Skip to main content

Wee Jasper

We're rolling into Wee Jasper I like visiting here because of the lovely countryside and it has such an evocative name, but there's not much here, a closed General Store, a school and a church just about does it.


  1. Been a while since I have been to Wee Jasper. Looks like the bridge is newly painted. Lovely perspective.

  2. I've heard this place mentioned before from friends who do adventure sports, but I haven't been there myself yet.

    1. I think there might be caving in the area. There was a push bike rider I took a snapshot of when I was there. Not sure what other adventure sports are in the area. Not my kind of thing.

  3. Great pic.

    Love the place name. I'm guessing it was named by a Scotsman.

    1. I was so intrigued, I looked it up and found this:

      "The most romantic origin of the name Wee Jasper comes from folklore and is attributed to an early resident, McBean, an old Scot, one of the early settlers . McBean, so the story goes, arrived home one day with 'Wee' (Scottish for small), 'Jasper' (Gems) in his pocket, found in some obscure stream in the hills." - Australian Explorer

    2. Oh well done. I was wondering about the name.

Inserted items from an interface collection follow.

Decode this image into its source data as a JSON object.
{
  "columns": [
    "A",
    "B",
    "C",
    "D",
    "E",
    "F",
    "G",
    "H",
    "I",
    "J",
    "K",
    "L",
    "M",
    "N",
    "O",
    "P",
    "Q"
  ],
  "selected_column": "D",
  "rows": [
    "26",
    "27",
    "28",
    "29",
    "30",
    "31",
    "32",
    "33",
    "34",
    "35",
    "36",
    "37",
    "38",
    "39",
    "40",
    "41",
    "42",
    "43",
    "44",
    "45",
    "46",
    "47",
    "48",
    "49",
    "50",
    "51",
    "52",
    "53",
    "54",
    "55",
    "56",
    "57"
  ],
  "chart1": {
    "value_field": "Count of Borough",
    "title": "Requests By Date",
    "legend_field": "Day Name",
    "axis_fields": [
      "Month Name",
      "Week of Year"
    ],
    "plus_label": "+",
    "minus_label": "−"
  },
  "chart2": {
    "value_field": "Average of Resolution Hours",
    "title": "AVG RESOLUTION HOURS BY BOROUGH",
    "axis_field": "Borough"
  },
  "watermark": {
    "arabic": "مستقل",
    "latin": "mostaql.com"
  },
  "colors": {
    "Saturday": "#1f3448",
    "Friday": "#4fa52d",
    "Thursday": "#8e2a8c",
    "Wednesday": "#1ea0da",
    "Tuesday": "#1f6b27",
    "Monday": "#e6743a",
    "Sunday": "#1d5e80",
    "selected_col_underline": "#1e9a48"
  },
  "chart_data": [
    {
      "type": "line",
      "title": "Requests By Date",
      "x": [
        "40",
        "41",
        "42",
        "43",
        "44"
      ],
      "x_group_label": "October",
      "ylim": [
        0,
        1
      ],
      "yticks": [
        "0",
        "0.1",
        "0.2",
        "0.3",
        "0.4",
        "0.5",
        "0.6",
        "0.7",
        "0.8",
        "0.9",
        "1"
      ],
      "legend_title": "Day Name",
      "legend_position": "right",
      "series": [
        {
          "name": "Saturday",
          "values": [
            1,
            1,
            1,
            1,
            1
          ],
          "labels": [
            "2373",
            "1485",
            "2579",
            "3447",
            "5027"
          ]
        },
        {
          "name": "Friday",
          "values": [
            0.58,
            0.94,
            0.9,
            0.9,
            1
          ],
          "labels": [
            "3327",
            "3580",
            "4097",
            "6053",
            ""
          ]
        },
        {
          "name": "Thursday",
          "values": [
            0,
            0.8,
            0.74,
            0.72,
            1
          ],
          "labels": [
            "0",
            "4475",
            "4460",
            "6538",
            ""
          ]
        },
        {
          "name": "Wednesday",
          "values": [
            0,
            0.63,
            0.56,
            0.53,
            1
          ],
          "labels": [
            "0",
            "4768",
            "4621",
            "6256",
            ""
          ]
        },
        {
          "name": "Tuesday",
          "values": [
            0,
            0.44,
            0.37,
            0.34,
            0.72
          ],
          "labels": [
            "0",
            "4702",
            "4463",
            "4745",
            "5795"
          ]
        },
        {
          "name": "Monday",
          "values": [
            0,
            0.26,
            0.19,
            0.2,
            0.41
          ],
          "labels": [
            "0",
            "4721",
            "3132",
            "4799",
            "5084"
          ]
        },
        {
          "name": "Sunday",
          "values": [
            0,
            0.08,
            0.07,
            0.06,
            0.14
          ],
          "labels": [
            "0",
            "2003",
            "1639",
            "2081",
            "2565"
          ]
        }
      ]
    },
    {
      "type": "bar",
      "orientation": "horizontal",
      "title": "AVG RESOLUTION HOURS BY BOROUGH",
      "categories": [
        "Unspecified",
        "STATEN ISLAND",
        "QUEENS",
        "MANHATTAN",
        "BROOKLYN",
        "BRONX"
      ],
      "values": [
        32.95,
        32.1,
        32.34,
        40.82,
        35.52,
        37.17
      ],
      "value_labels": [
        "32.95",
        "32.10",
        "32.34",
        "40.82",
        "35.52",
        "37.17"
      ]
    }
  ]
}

  4. A n impressive entry for Wee Jasper.


Post a Comment

Popular posts from this blog

The end

I retire from the workforce this week and to celebrate have decided to retire my current blogs and start afresh with a single consolidated blog - My Bright Field - to record the delights of my new life adventure.
If you are interested follow me over there.  I will still be Sweet Wayfaring and collecting Royal Hotels.  The delights I discover along the way will appear together with my gardens and towns where I live.

Royal Hotel - Ganman

And I wrap up this trip with the Royal Hotel at Ganman.

A stark white forest

Actually the poem says "The stark white ring-barked forests, all tragic to the moon" but this white snow gum forest is not ring-barked, nor is it their normal healthy white ... this is the result of the bushfires that swept through the region in 2003. They are reshooting from the base and will recover but it will be a slow process.

At this altitude snow gums grow low and are usually twisted into fantastic shapes. The stuff of many awesome photographs, typically in the snow.
From The Snow Gum by Douglas Stewart
"It is the snow-gum silently,
In noon’s blue and the silvery
Flowering of light on snow.
Performing its slow miracle
Where upon drift and icicle
Perfect lies its shadow."